- THE TASK -
When you retype the records that follow, keep each word as it is and drop any pictures.

Excerpts from a dataset

*-*-*

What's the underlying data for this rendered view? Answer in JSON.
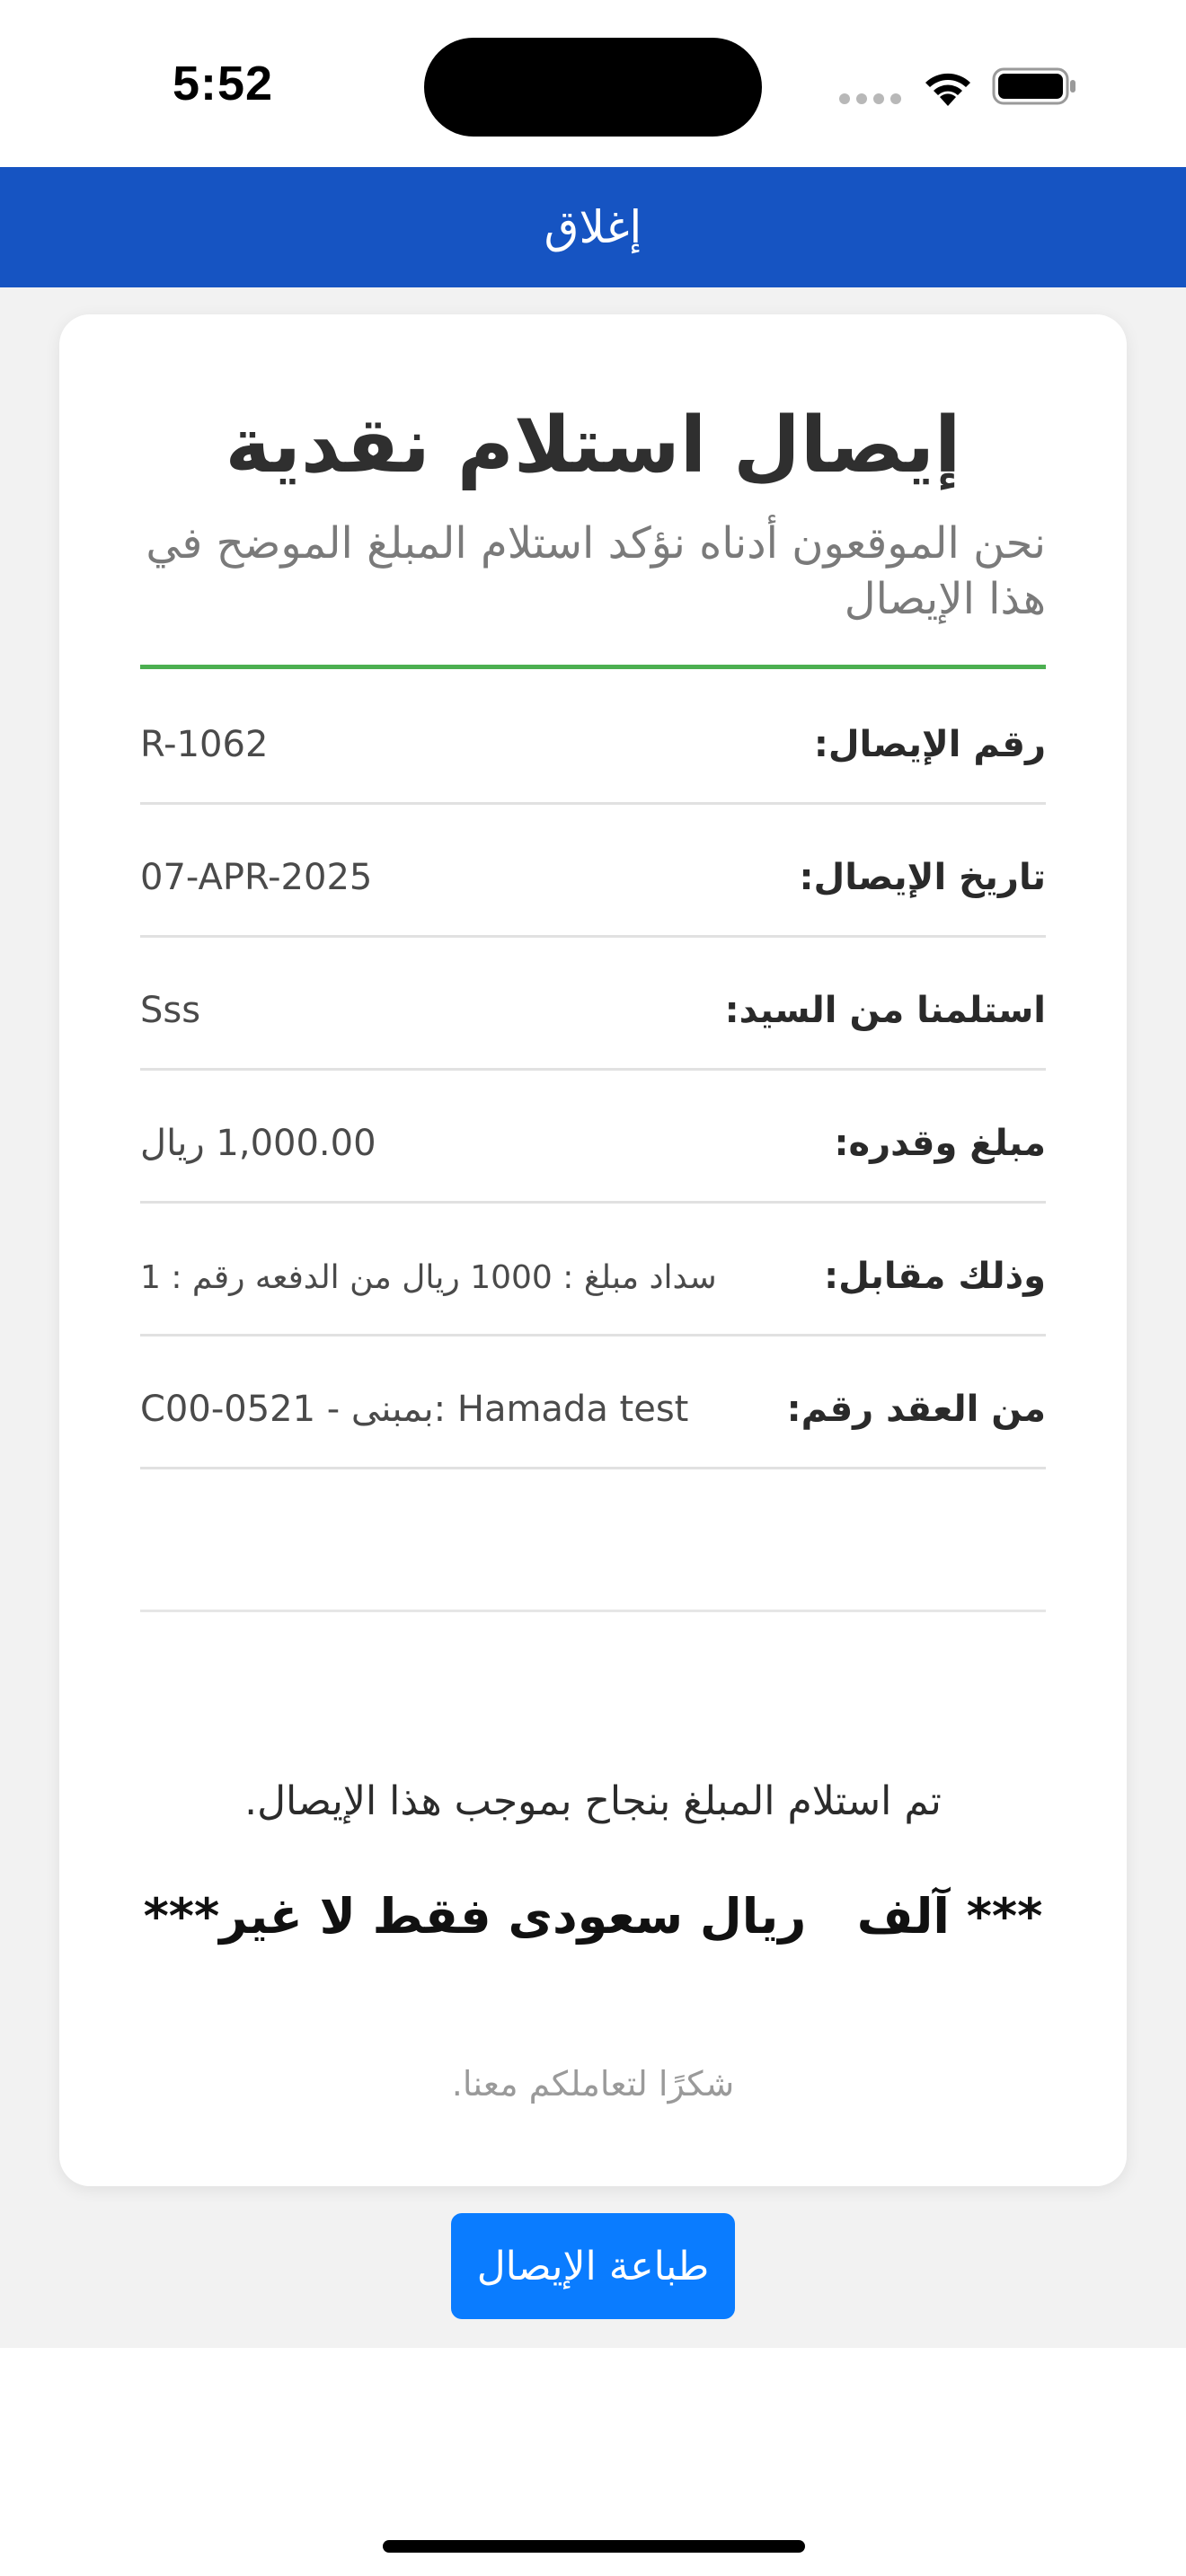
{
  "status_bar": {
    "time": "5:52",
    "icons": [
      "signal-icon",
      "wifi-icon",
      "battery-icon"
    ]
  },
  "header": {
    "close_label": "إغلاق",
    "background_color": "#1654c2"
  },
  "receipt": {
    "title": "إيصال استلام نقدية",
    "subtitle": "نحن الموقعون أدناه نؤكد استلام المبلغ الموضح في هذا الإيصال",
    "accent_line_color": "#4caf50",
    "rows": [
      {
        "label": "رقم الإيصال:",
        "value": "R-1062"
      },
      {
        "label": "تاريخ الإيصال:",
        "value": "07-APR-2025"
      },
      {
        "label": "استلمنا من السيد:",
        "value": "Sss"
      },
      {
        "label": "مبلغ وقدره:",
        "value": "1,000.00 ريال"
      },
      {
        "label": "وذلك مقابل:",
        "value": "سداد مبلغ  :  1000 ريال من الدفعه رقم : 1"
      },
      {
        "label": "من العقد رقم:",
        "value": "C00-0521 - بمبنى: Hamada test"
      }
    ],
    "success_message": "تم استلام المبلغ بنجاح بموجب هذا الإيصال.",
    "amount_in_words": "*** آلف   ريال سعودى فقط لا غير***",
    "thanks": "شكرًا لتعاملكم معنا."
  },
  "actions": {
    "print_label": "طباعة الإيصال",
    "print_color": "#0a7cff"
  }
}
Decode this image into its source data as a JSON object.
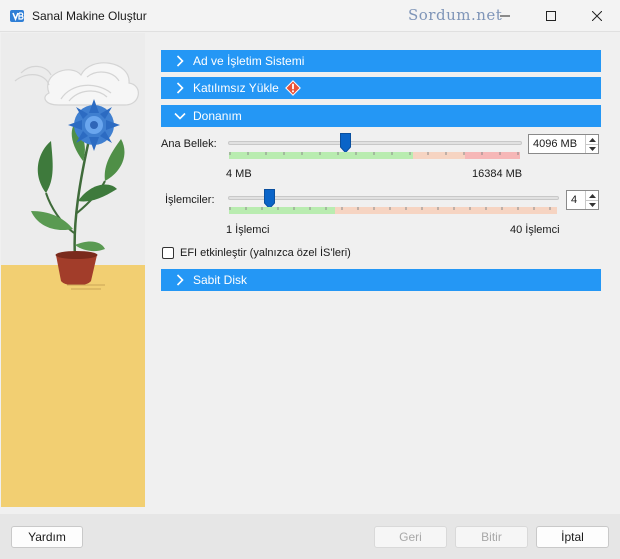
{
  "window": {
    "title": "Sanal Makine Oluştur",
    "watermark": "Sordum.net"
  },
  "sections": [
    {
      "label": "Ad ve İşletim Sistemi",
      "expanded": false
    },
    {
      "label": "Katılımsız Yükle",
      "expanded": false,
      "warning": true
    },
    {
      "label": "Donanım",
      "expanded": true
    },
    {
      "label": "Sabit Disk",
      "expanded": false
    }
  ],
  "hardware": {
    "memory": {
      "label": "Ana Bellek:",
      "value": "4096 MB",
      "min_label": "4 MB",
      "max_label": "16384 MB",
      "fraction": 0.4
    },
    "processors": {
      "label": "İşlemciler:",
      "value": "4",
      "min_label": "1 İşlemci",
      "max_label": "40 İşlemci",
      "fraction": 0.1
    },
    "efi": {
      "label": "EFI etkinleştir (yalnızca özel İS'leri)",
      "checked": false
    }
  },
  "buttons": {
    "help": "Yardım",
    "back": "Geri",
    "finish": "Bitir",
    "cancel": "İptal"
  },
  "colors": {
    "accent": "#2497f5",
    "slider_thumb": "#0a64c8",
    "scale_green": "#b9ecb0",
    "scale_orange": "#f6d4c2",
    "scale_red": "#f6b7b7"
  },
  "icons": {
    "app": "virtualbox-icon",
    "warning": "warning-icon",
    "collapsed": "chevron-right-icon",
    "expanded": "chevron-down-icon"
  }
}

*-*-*

- SOLUTION FOR THIS PROBLEM -
What's the underlying data for this rendered view? Answer in JSON.
{
  "status_bar": {
    "time": "5:52",
    "icons": [
      "signal-icon",
      "wifi-icon",
      "battery-icon"
    ]
  },
  "header": {
    "close_label": "إغلاق",
    "background_color": "#1654c2"
  },
  "receipt": {
    "title": "إيصال استلام نقدية",
    "subtitle": "نحن الموقعون أدناه نؤكد استلام المبلغ الموضح في هذا الإيصال",
    "accent_line_color": "#4caf50",
    "rows": [
      {
        "label": "رقم الإيصال:",
        "value": "R-1062"
      },
      {
        "label": "تاريخ الإيصال:",
        "value": "07-APR-2025"
      },
      {
        "label": "استلمنا من السيد:",
        "value": "Sss"
      },
      {
        "label": "مبلغ وقدره:",
        "value": "1,000.00 ريال"
      },
      {
        "label": "وذلك مقابل:",
        "value": "سداد مبلغ  :  1000 ريال من الدفعه رقم : 1"
      },
      {
        "label": "من العقد رقم:",
        "value": "C00-0521 - بمبنى: Hamada test"
      }
    ],
    "success_message": "تم استلام المبلغ بنجاح بموجب هذا الإيصال.",
    "amount_in_words": "*** آلف   ريال سعودى فقط لا غير***",
    "thanks": "شكرًا لتعاملكم معنا."
  },
  "actions": {
    "print_label": "طباعة الإيصال",
    "print_color": "#0a7cff"
  }
}
Decode this image into its source data as a JSON object.
{
  "window": {
    "title": "Sanal Makine Oluştur",
    "watermark": "Sordum.net"
  },
  "sections": [
    {
      "label": "Ad ve İşletim Sistemi",
      "expanded": false
    },
    {
      "label": "Katılımsız Yükle",
      "expanded": false,
      "warning": true
    },
    {
      "label": "Donanım",
      "expanded": true
    },
    {
      "label": "Sabit Disk",
      "expanded": false
    }
  ],
  "hardware": {
    "memory": {
      "label": "Ana Bellek:",
      "value": "4096 MB",
      "min_label": "4 MB",
      "max_label": "16384 MB",
      "fraction": 0.4
    },
    "processors": {
      "label": "İşlemciler:",
      "value": "4",
      "min_label": "1 İşlemci",
      "max_label": "40 İşlemci",
      "fraction": 0.1
    },
    "efi": {
      "label": "EFI etkinleştir (yalnızca özel İS'leri)",
      "checked": false
    }
  },
  "buttons": {
    "help": "Yardım",
    "back": "Geri",
    "finish": "Bitir",
    "cancel": "İptal"
  },
  "colors": {
    "accent": "#2497f5",
    "slider_thumb": "#0a64c8",
    "scale_green": "#b9ecb0",
    "scale_orange": "#f6d4c2",
    "scale_red": "#f6b7b7"
  },
  "icons": {
    "app": "virtualbox-icon",
    "warning": "warning-icon",
    "collapsed": "chevron-right-icon",
    "expanded": "chevron-down-icon"
  }
}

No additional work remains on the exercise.